But Max Mayfield, the hurricane center's director, defended the federal response and the evacuation decisions of local and state officials, repeatedly saying they are not "miracle workers." Still, he said, "There is no way FEMA is going to come out looking great on this."
FEMA was absorbed into the U.S. Department of Homeland Security after the Sept. 11 attacks, a maneuver that some say has meant less attention to disaster relief and more focus on terrorism.
"The people running this disaster who have no emergency response background ... The system is fundamentally broken," said Jane Bullock, a former FEMA chief of staff who left in 2000. "The department has been marginalized."
James Lee Witt, a former FEMA director during President Clinton's administration, urged Congress to keep FEMA independent.
Witt testified in March that local and state leaders were "suffering the impact of dealing with a behemoth federal department, rather than the small, agile, independent agency that coordinates federal response effectively and efficiently."
Director Michael Brown has said that joining Homeland Security has given FEMA more resources. But Bullock said while funding has remained constant for crises like Katrina, it has been reduced for preparedness and mitigation.
On Friday, U.S. Rep. Mark Foley, a West Palm Beach Republican, renewed a call to separate FEMA from the Department of Homeland Security.
Despite all the talk of nonexistent federal help, aid did arrive early on, even before Katrina hit.
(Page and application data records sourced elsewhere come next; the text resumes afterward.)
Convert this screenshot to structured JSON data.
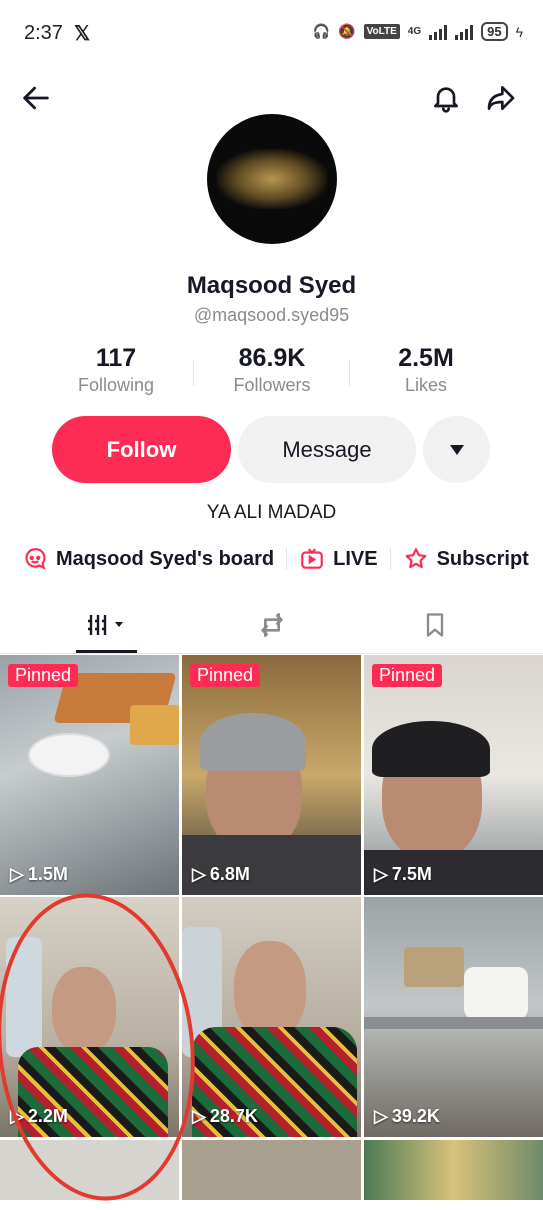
{
  "status_bar": {
    "time": "2:37",
    "network": "4G",
    "volte": "VoLTE",
    "battery": "95"
  },
  "profile": {
    "name": "Maqsood Syed",
    "handle": "@maqsood.syed95",
    "bio": "YA ALI MADAD"
  },
  "stats": [
    {
      "value": "117",
      "label": "Following"
    },
    {
      "value": "86.9K",
      "label": "Followers"
    },
    {
      "value": "2.5M",
      "label": "Likes"
    }
  ],
  "actions": {
    "follow": "Follow",
    "message": "Message"
  },
  "links": [
    {
      "label": "Maqsood Syed's board",
      "icon": "board-icon"
    },
    {
      "label": "LIVE",
      "icon": "live-icon"
    },
    {
      "label": "Subscript",
      "icon": "subscription-icon"
    }
  ],
  "tabs": [
    {
      "icon": "videos-grid-icon",
      "active": true
    },
    {
      "icon": "repost-icon",
      "active": false
    },
    {
      "icon": "bookmark-icon",
      "active": false
    }
  ],
  "videos": [
    {
      "pinned": "Pinned",
      "views": "1.5M"
    },
    {
      "pinned": "Pinned",
      "views": "6.8M"
    },
    {
      "pinned": "Pinned",
      "views": "7.5M"
    },
    {
      "pinned": "",
      "views": "2.2M"
    },
    {
      "pinned": "",
      "views": "28.7K"
    },
    {
      "pinned": "",
      "views": "39.2K"
    }
  ],
  "colors": {
    "accent": "#fe2c55",
    "annotation_circle": "#e13a2f",
    "secondary_text": "#8a8b91"
  }
}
FEMA moved supplies from logistics centers in Atlanta and Denton, Texas, to Baton Rouge and the New Orleans airport. The agency positioned seven search and rescue teams and 23 medical assistance teams from Tennessee to Texas. About 7,000 National Guard troops were deployed in the state. Army Corps personnel started securing the locks, floodgates and other equipment.
But it clearly wasn't enough.
U.S. Senate Majority Leader Bill Frist called for congressional hearings into the federal government's response.
Four days after Katrina devastated New Orleans, on Friday victims finally began to see significant signs of a federal response that included National Guardsmen arriving with food, water and weapons to bring relief and retake the streets.
"They should have been here days ago," said Michael Levy, 46, at the New Orleans convention center, surrounded by people yelling, "Thank you Jesus!" and "What took you so long?"
Times researcher Angie Holan contributed to this report.
Friday, Aug. 26: At 11 p.m., Katrina is forecast to make landfall near New Orleans.
Saturday, Aug. 27: President Bush declares a state of emergency in Louisiana. White House says FEMA officials are coordinating with authorities in Florida, Mississippi, Louisiana and Alabama, and have supplies ready. Authorities advise Gulf Coast evacuation.
Sunday: Bush declares emergencies for Mississippi, Florida and Alabama. Evacuations ordered for New Orleans. Evacuation orders are also posted along the Mississippi and Alabama coasts, and in barrier islands of the Florida Panhandle. FEMA moves supplies from centers in Atlanta and Denton, Texas, to areas closer to where authorities think the storm will create a need. Monday: Katrina comes ashore between New Orleans and Biloxi, Miss., inundating large areas of Louisiana, Mississippi and Alabama.
Tuesday: Medical disaster teams from across the country deployed. The Red Cross sends 185 emergency vehicles. President Bush cuts short his vacation.
Wednesday: An additional 10,000 National Guard troops begin pouring into the Gulf Coast, bringing the number of troops to more than 28,000. This may be the largest military response to a natural disaster. The Navy sends four ships with supplies, while medical disaster teams and Red Cross workers converge on the Gulf Coast region.
Thursday: New Orleans descends into anarchy. FEMA director Michael Brown says the agency was unaware of 15,000 people seeking shelter in the convention center. By evening, 11 hours after the military began evacuating the Superdome, the arena's population is 10,000 more than at dawn. FEMA says some operations suspended because of gunfire, but it's working to feed people and restore order.
Source: Associated Press. Compiled by Times researcher Angie Drobnic Holan